> **Work required**: Search the records for lines that contain the word "Ctrl". Copy them all.

> **Record extracts**:
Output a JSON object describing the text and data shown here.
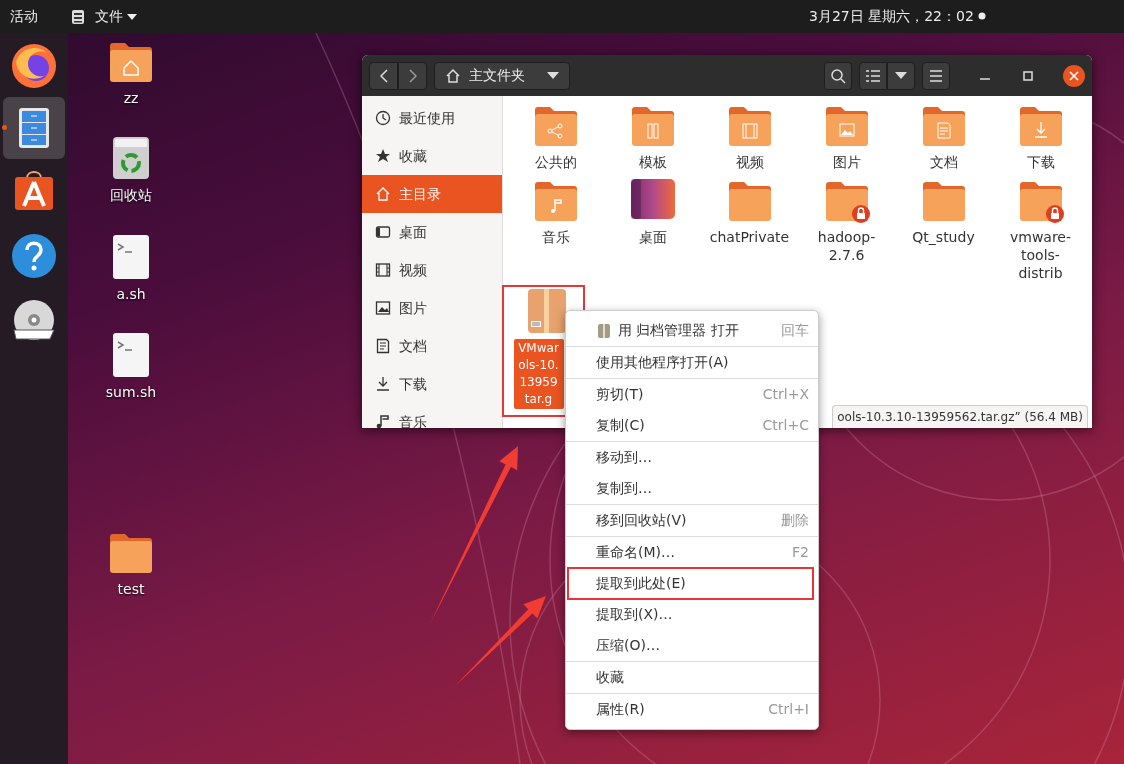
{
  "top_bar": {
    "activities": "活动",
    "app_menu": "文件",
    "clock": "3月27日 星期六，22：02"
  },
  "dock": [
    {
      "kind": "browser",
      "active": false
    },
    {
      "kind": "files",
      "active": true
    },
    {
      "kind": "store",
      "active": false
    },
    {
      "kind": "help",
      "active": false
    },
    {
      "kind": "disc",
      "active": false
    }
  ],
  "desktop_icons": [
    {
      "kind": "home-folder",
      "label": "zz"
    },
    {
      "kind": "trash",
      "label": "回收站"
    },
    {
      "kind": "script",
      "label": "a.sh"
    },
    {
      "kind": "script",
      "label": "sum.sh"
    },
    {
      "kind": "folder",
      "label": "test"
    }
  ],
  "window": {
    "location": "主文件夹",
    "sidebar": [
      {
        "kind": "clock",
        "label": "最近使用",
        "selected": false
      },
      {
        "kind": "star",
        "label": "收藏",
        "selected": false
      },
      {
        "kind": "home",
        "label": "主目录",
        "selected": true
      },
      {
        "kind": "desktop",
        "label": "桌面",
        "selected": false
      },
      {
        "kind": "video",
        "label": "视频",
        "selected": false
      },
      {
        "kind": "picture",
        "label": "图片",
        "selected": false
      },
      {
        "kind": "document",
        "label": "文档",
        "selected": false
      },
      {
        "kind": "download",
        "label": "下载",
        "selected": false
      },
      {
        "kind": "music",
        "label": "音乐",
        "selected": false
      }
    ],
    "files": [
      {
        "kind": "share",
        "label": "公共的",
        "locked": false,
        "selected": false
      },
      {
        "kind": "template",
        "label": "模板",
        "locked": false,
        "selected": false
      },
      {
        "kind": "video",
        "label": "视频",
        "locked": false,
        "selected": false
      },
      {
        "kind": "picture",
        "label": "图片",
        "locked": false,
        "selected": false
      },
      {
        "kind": "document",
        "label": "文档",
        "locked": false,
        "selected": false
      },
      {
        "kind": "download",
        "label": "下载",
        "locked": false,
        "selected": false
      },
      {
        "kind": "music",
        "label": "音乐",
        "locked": false,
        "selected": false
      },
      {
        "kind": "desktop",
        "label": "桌面",
        "locked": false,
        "selected": false
      },
      {
        "kind": "folder",
        "label": "chatPrivate",
        "locked": false,
        "selected": false
      },
      {
        "kind": "folder",
        "label": "hadoop-\n2.7.6",
        "locked": true,
        "selected": false
      },
      {
        "kind": "folder",
        "label": "Qt_study",
        "locked": false,
        "selected": false
      },
      {
        "kind": "folder",
        "label": "vmware-\ntools-\ndistrib",
        "locked": true,
        "selected": false
      },
      {
        "kind": "archive",
        "label": "VMwar\nols-10.\n13959\ntar.g",
        "locked": false,
        "selected": true,
        "outlined": true
      }
    ],
    "status": "ools-10.3.10-13959562.tar.gz” (56.4 MB)"
  },
  "context_menu": [
    {
      "label": "用 归档管理器 打开",
      "shortcut": "回车",
      "icon": true,
      "separator_after": true,
      "outlined": false
    },
    {
      "label": "使用其他程序打开(A)",
      "separator_after": true,
      "outlined": false
    },
    {
      "label": "剪切(T)",
      "shortcut": "Ctrl+X",
      "separator_after": false,
      "outlined": false
    },
    {
      "label": "复制(C)",
      "shortcut": "Ctrl+C",
      "separator_after": true,
      "outlined": false
    },
    {
      "label": "移动到…",
      "separator_after": false,
      "outlined": false
    },
    {
      "label": "复制到…",
      "separator_after": true,
      "outlined": false
    },
    {
      "label": "移到回收站(V)",
      "shortcut": "删除",
      "separator_after": true,
      "outlined": false
    },
    {
      "label": "重命名(M)…",
      "shortcut": "F2",
      "separator_after": false,
      "outlined": false
    },
    {
      "label": "提取到此处(E)",
      "separator_after": false,
      "outlined": true
    },
    {
      "label": "提取到(X)…",
      "separator_after": false,
      "outlined": false
    },
    {
      "label": "压缩(O)…",
      "separator_after": true,
      "outlined": false
    },
    {
      "label": "收藏",
      "separator_after": true,
      "outlined": false
    },
    {
      "label": "属性(R)",
      "shortcut": "Ctrl+I",
      "separator_after": false,
      "outlined": false
    }
  ],
  "annotation_arrows": [
    {
      "kind": "arrow"
    },
    {
      "kind": "arrow"
    }
  ]
}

> **Solved problem**:
      "shortcut": "Ctrl+X",
      "shortcut": "Ctrl+C",
      "shortcut": "Ctrl+I",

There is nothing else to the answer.